━━━━━ Study material ━━━━━

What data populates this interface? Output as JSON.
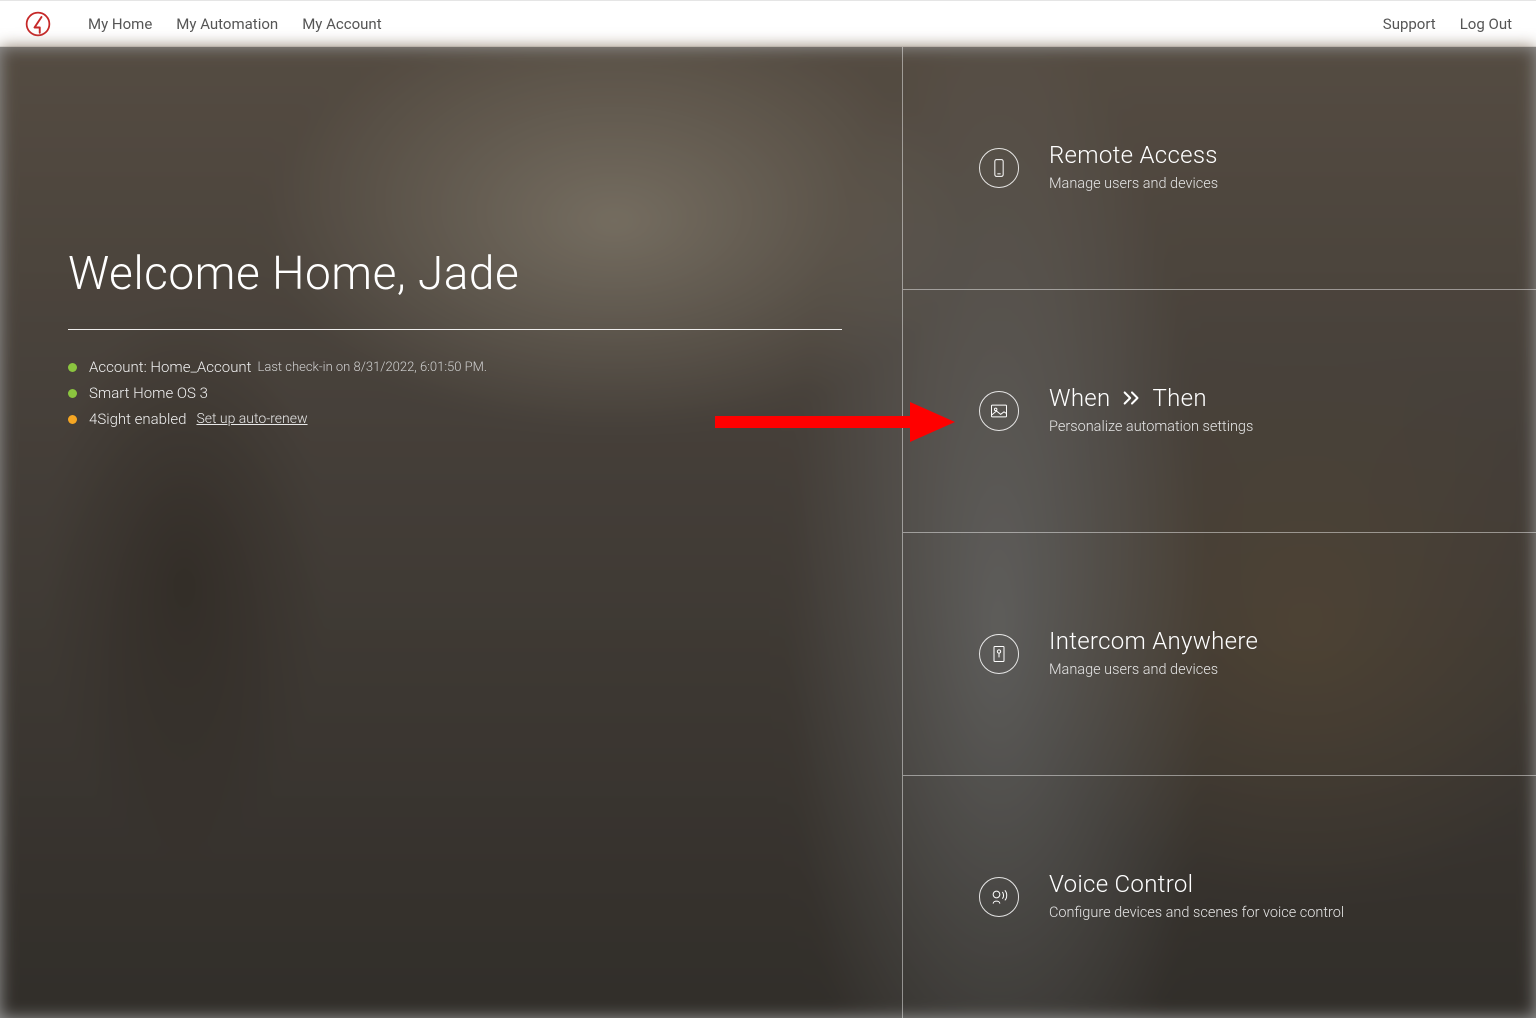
{
  "nav": {
    "left": [
      "My Home",
      "My Automation",
      "My Account"
    ],
    "right": [
      "Support",
      "Log Out"
    ]
  },
  "welcome": {
    "title": "Welcome Home, Jade",
    "items": [
      {
        "dot": "green",
        "label": "Account: Home_Account",
        "sub": "Last check-in on 8/31/2022, 6:01:50 PM.",
        "link": ""
      },
      {
        "dot": "green",
        "label": "Smart Home OS 3",
        "sub": "",
        "link": ""
      },
      {
        "dot": "orange",
        "label": "4Sight enabled",
        "sub": "",
        "link": "Set up auto-renew"
      }
    ]
  },
  "cards": [
    {
      "icon": "phone",
      "title_pre": "Remote Access",
      "title_post": "",
      "sub": "Manage users and devices"
    },
    {
      "icon": "picture",
      "title_pre": "When",
      "title_post": "Then",
      "sub": "Personalize automation settings"
    },
    {
      "icon": "door",
      "title_pre": "Intercom Anywhere",
      "title_post": "",
      "sub": "Manage users and devices"
    },
    {
      "icon": "voice",
      "title_pre": "Voice Control",
      "title_post": "",
      "sub": "Configure devices and scenes for voice control"
    }
  ]
}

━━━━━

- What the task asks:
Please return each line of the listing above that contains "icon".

- Problem solution:
      "icon": "phone",
      "icon": "picture",
      "icon": "door",
      "icon": "voice",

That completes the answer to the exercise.